**Work instruction**
An exact reproduction of all entries is expected.

**Input records**
┄┄┄┄┄┄
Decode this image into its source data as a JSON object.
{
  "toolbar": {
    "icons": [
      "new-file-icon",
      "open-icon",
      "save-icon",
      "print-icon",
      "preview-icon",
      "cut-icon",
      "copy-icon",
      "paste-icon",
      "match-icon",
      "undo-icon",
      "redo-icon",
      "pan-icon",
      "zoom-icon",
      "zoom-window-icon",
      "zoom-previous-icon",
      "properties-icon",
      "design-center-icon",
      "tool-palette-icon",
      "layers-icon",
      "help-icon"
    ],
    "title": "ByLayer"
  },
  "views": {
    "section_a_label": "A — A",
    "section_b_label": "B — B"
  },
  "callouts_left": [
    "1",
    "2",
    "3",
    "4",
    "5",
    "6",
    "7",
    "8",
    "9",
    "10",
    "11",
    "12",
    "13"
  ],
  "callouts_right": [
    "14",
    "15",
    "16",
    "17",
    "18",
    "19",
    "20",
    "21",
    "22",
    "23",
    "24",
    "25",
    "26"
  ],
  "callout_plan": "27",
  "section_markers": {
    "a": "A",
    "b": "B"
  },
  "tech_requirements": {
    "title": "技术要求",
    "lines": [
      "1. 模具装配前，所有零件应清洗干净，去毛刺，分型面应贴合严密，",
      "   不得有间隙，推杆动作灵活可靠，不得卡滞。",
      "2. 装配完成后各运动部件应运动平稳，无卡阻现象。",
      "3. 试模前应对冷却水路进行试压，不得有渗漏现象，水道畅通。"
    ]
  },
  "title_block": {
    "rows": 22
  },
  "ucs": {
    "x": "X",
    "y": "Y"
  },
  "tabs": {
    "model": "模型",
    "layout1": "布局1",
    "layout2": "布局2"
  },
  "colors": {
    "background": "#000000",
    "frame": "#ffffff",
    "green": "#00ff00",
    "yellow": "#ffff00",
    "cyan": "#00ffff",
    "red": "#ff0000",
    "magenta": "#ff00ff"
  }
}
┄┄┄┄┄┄
**Solved exercise**
Decode this image into its source data as a JSON object.
{
  "toolbar": {
    "icons": [
      "new-file-icon",
      "open-icon",
      "save-icon",
      "print-icon",
      "preview-icon",
      "cut-icon",
      "copy-icon",
      "paste-icon",
      "match-icon",
      "undo-icon",
      "redo-icon",
      "pan-icon",
      "zoom-icon",
      "zoom-window-icon",
      "zoom-previous-icon",
      "properties-icon",
      "design-center-icon",
      "tool-palette-icon",
      "layers-icon",
      "help-icon"
    ],
    "title": "ByLayer"
  },
  "views": {
    "section_a_label": "A — A",
    "section_b_label": "B — B"
  },
  "callouts_left": [
    "1",
    "2",
    "3",
    "4",
    "5",
    "6",
    "7",
    "8",
    "9",
    "10",
    "11",
    "12",
    "13"
  ],
  "callouts_right": [
    "14",
    "15",
    "16",
    "17",
    "18",
    "19",
    "20",
    "21",
    "22",
    "23",
    "24",
    "25",
    "26"
  ],
  "callout_plan": "27",
  "section_markers": {
    "a": "A",
    "b": "B"
  },
  "tech_requirements": {
    "title": "技术要求",
    "lines": [
      "1. 模具装配前，所有零件应清洗干净，去毛刺，分型面应贴合严密，",
      "   不得有间隙，推杆动作灵活可靠，不得卡滞。",
      "2. 装配完成后各运动部件应运动平稳，无卡阻现象。",
      "3. 试模前应对冷却水路进行试压，不得有渗漏现象，水道畅通。"
    ]
  },
  "title_block": {
    "rows": 22
  },
  "ucs": {
    "x": "X",
    "y": "Y"
  },
  "tabs": {
    "model": "模型",
    "layout1": "布局1",
    "layout2": "布局2"
  },
  "colors": {
    "background": "#000000",
    "frame": "#ffffff",
    "green": "#00ff00",
    "yellow": "#ffff00",
    "cyan": "#00ffff",
    "red": "#ff0000",
    "magenta": "#ff00ff"
  }
}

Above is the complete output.